Boyle’s Law Relates pressure of a gas to its volume For a fixed amount of gas at a constant temperature, the volume of a gas increases as the gas’s pressure decreases. Also, the volume of a gas decreases as the gas’s pressure increases. Temperature does not change. One increases when the other decreases.
Boyle’s Law (continued) Pressure 1 (volume 1 )=Pressure 2 (volume 2 ) or P 1 V 1 = P 2 V 2 1 is initial volume and pressure and 2 is final volume and pressure
Gay-Lussac’s Law Relates gas pressure to temperature at constant volume Pressure= result of collision of gas molecules against wall of container Temperature increases, motion of particles increases meaning kinetic energy increases meaning energy and frequency of collisions increases.
Gay-Lussac’s Law (continued) For a fixed quantity of gas at constant volume, the pressure as the temperature increases. The pressure of a gas increases as the temperature increases, if the volume of the gas does not change. The pressure decreases as the temperature decreases. Example: tires in cold weather lose air??? Pressurized containers like hair spray

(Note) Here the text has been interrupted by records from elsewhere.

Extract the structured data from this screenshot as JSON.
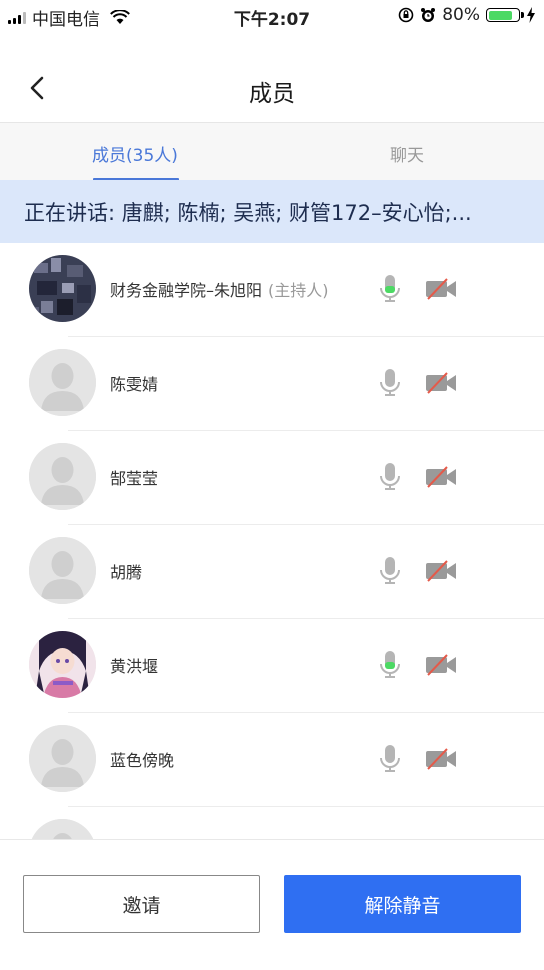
{
  "status_bar": {
    "carrier": "中国电信",
    "time": "下午2:07",
    "battery": "80%",
    "battery_level": 0.8
  },
  "nav": {
    "title": "成员"
  },
  "tabs": [
    {
      "label": "成员(35人)",
      "active": true
    },
    {
      "label": "聊天",
      "active": false
    }
  ],
  "speaking": {
    "text": "正在讲话: 唐麒; 陈楠; 吴燕; 财管172–安心怡;..."
  },
  "members": [
    {
      "name": "财务金融学院–朱旭阳",
      "tag": "(主持人)",
      "avatar": "photo-dark",
      "mic": "active",
      "camera": "off"
    },
    {
      "name": "陈雯婧",
      "tag": "",
      "avatar": "default",
      "mic": "idle",
      "camera": "off"
    },
    {
      "name": "郜莹莹",
      "tag": "",
      "avatar": "default",
      "mic": "idle",
      "camera": "off"
    },
    {
      "name": "胡腾",
      "tag": "",
      "avatar": "default",
      "mic": "idle",
      "camera": "off"
    },
    {
      "name": "黄洪堰",
      "tag": "",
      "avatar": "anime",
      "mic": "active",
      "camera": "off"
    },
    {
      "name": "蓝色傍晚",
      "tag": "",
      "avatar": "default",
      "mic": "idle",
      "camera": "off"
    },
    {
      "name": "",
      "tag": "",
      "avatar": "default",
      "mic": "idle",
      "camera": "off"
    }
  ],
  "buttons": {
    "invite": "邀请",
    "unmute": "解除静音"
  },
  "colors": {
    "accent": "#4a78d8",
    "primary_button": "#2f6ff2",
    "speaking_banner": "#dbe7fa",
    "mic_active": "#4cd964"
  }
}
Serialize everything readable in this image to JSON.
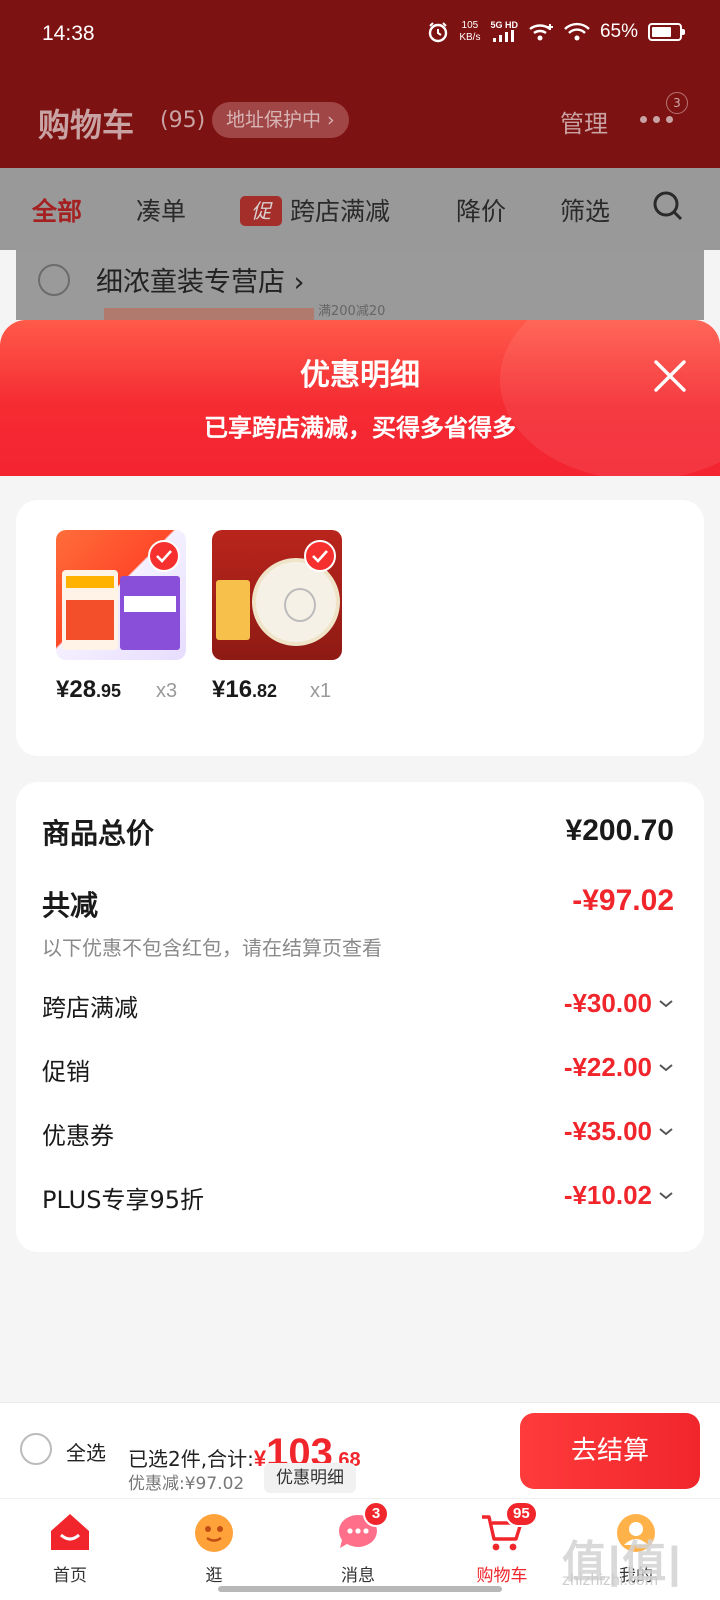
{
  "status_bar": {
    "time": "14:38",
    "speed": "105",
    "speed_unit": "KB/s",
    "network": "5G HD",
    "battery": "65%"
  },
  "header": {
    "title": "购物车",
    "count": "(95)",
    "address_pill": "地址保护中 ›",
    "manage": "管理",
    "more_badge": "3"
  },
  "tabs": {
    "all": "全部",
    "bundle": "凑单",
    "promo_tag": "促",
    "cross_store": "跨店满减",
    "price_drop": "降价",
    "filter": "筛选"
  },
  "store": {
    "name": "细浓童装专营店 ›",
    "peek_text": "满200减20"
  },
  "sheet": {
    "title": "优惠明细",
    "subtitle": "已享跨店满减，买得多省得多"
  },
  "products": [
    {
      "price_int": "¥28",
      "price_dec": ".95",
      "qty": "x3",
      "brand_color": "#8a4fd8"
    },
    {
      "price_int": "¥16",
      "price_dec": ".82",
      "qty": "x1",
      "brand_color": "#b9251c"
    }
  ],
  "summary": {
    "total_label": "商品总价",
    "total_value": "¥200.70",
    "reduce_label": "共减",
    "reduce_value": "-¥97.02",
    "note": "以下优惠不包含红包，请在结算页查看",
    "items": [
      {
        "label": "跨店满减",
        "value": "-¥30.00"
      },
      {
        "label": "促销",
        "value": "-¥22.00"
      },
      {
        "label": "优惠券",
        "value": "-¥35.00"
      },
      {
        "label": "PLUS专享95折",
        "value": "-¥10.02"
      }
    ]
  },
  "checkout": {
    "select_all": "全选",
    "selected_text": "已选2件,合计:",
    "yen": "¥",
    "amount_int": "103",
    "amount_dec": ".68",
    "discount_text": "优惠减:¥97.02",
    "detail_chip": "优惠明细",
    "button": "去结算"
  },
  "bottom_nav": {
    "items": [
      {
        "label": "首页",
        "icon": "home-icon"
      },
      {
        "label": "逛",
        "icon": "browse-icon"
      },
      {
        "label": "消息",
        "icon": "message-icon",
        "badge": "3"
      },
      {
        "label": "购物车",
        "icon": "cart-icon",
        "badge": "95"
      },
      {
        "label": "我的",
        "icon": "profile-icon"
      }
    ]
  },
  "watermark": {
    "mark": "值|值|值",
    "site": "zhizhizhi.com"
  },
  "colors": {
    "accent_red": "#f0262c",
    "header_dark_red": "#7d1212"
  }
}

Charles’ Law Relates temperature to volume For a fixed amount of gas at a constant pressure, the volume of the gas increases as the gas’s temperature increases and the volume of the gas decreases as the gas’s temperature decreases. Example: balloon in heat, balloon in cold